25 February, 12:00 pm – 1:30 pm
Abstract: There has been extensive discussion, in both the philosophical and scientific literature, of “the problem of biological individuality”. The problem arises because there exist many biological entities whose status as “individuals” is disputed, since they lack some of the attributes of paradigmatic biological individuals such as multi-celled animals. I argue that the literature on biological individuality, though it addresses genuine issues, is conceptually confused. Symptomatic of the confusion is the fact that terms such as “individual”, “object”, “identity” and “individuate” are used rather loosely in this literature, often without regard to their technical philosophical meanings. I offer a diagnosis of the source of the confusion. I argue that those involved in the debate over biological individuality treat the expression “biological individual” as if it were a sortal, when in fact it is not. This diagnosis sheds light on various aspects of the debate. And it shows by example that the methods of traditional analytic philosophy can play a useful role, albeit a modest clarificatory one, in the philosophy of biology, despite what has often been thought.

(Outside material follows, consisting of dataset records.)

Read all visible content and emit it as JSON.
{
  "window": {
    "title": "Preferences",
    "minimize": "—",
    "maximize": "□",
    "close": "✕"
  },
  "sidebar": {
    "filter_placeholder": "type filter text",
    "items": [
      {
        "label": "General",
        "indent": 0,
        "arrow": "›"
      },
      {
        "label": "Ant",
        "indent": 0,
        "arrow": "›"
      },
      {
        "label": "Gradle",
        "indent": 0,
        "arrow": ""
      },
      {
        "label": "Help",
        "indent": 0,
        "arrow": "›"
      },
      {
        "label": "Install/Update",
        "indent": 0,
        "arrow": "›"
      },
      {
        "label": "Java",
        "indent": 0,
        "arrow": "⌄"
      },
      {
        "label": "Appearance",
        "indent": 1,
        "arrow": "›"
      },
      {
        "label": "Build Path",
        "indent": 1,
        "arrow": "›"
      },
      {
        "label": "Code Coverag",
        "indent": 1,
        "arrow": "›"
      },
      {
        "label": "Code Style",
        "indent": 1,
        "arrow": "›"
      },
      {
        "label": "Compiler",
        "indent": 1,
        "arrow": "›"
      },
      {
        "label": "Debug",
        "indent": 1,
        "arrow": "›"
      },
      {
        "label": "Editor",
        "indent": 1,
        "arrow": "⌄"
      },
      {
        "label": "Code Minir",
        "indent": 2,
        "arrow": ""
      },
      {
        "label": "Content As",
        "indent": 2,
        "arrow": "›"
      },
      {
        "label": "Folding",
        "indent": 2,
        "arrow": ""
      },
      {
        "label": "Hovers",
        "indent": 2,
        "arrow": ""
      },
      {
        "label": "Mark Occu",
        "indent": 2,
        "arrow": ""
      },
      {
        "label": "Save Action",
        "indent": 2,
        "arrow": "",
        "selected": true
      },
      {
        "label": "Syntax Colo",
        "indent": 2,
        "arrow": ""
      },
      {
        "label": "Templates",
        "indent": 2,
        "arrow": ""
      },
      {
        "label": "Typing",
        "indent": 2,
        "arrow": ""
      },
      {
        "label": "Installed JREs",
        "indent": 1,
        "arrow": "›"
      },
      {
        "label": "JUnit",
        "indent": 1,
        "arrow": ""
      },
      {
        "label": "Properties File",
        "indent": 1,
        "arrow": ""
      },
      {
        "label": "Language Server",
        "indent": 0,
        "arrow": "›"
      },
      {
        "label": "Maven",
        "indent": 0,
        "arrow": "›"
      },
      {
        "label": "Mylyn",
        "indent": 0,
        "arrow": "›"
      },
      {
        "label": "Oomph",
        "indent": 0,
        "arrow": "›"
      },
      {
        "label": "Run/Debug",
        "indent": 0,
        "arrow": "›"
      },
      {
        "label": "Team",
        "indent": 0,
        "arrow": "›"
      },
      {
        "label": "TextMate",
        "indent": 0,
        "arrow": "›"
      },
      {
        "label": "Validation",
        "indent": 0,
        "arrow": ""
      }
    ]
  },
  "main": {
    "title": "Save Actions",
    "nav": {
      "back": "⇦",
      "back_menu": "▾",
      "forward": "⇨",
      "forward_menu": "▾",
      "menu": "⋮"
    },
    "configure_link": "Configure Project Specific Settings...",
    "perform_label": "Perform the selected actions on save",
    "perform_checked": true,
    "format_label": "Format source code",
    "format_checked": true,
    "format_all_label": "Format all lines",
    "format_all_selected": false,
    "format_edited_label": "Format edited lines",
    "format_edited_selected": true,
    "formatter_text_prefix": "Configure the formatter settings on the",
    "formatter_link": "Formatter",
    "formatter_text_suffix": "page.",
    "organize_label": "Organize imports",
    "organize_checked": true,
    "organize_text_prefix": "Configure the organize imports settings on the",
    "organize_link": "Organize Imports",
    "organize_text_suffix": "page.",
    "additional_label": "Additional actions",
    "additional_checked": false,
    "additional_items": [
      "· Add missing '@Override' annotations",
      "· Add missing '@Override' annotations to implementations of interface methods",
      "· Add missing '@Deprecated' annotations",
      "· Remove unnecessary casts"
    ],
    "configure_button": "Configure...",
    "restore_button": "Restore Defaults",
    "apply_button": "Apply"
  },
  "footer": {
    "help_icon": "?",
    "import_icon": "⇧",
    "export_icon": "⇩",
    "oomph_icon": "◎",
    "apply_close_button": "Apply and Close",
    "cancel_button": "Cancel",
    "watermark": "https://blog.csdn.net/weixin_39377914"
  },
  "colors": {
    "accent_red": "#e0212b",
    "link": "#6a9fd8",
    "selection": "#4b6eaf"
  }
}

Samir Okasha is Professor of Philosophy of Science at the University of Bristol. He has broad philosophical interests, though most of his research falls into two main areas: (i) philosophy of biology / evolutionary theory; and (ii) epistemology /philosophy of science.